Yep, I sure did get a lot of pushback about last week’s post from the organization leaders who read this blog
You’re misleading your readers . .
Retention bonus can be an effective tool in work force management. . .
It is an industry standard to use them to retain top talent. . .
Retention bonuses allow us the flexibility to keep ahead of a changing labor market. . .
Thank you for your engagement.
It is only in disagreement that one grows.
Retention bonuses are adjustments for past labor that was under-compensated.
It’s an acknowledgement that the organization sees it’s clinicians as independent contractor, to whom one time payments can be made as conditions demand.
But support them with a sustainable compensation formula and good working conditions? No way!
How in the world can an information worker or emotional laborer deliver their best work under such conditions.
Retention bonuses may be effective and necessary, but for those on the factory floor they’re a sign that the organization is either inexpertly run or that the workers are not a priority.

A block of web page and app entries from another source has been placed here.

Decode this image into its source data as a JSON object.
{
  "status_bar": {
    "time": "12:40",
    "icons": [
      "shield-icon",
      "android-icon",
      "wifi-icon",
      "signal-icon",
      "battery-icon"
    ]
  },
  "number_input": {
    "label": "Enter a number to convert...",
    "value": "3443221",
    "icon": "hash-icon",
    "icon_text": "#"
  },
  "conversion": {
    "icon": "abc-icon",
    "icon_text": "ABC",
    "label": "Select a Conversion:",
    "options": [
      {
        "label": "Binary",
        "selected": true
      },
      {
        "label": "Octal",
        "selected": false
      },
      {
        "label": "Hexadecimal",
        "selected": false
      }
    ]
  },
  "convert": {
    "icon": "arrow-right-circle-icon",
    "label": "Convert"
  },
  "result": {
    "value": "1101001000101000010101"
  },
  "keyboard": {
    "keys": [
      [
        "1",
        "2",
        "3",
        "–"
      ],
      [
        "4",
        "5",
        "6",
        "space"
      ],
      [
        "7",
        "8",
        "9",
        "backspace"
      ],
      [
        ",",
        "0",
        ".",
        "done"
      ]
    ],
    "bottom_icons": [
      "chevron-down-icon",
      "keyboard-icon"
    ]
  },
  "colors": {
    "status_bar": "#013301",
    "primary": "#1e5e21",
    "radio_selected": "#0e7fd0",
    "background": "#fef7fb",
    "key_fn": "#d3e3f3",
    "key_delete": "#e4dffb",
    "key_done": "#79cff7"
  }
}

Either way, if a clinician wants to practice medicine with fulfillment and joy, that’s not going to happen where they’re used.
Give your clinicians skin in the game, make them a priority, put their wellbeing in your mission statement.
You’ll never have to pay another retention bonus ever again.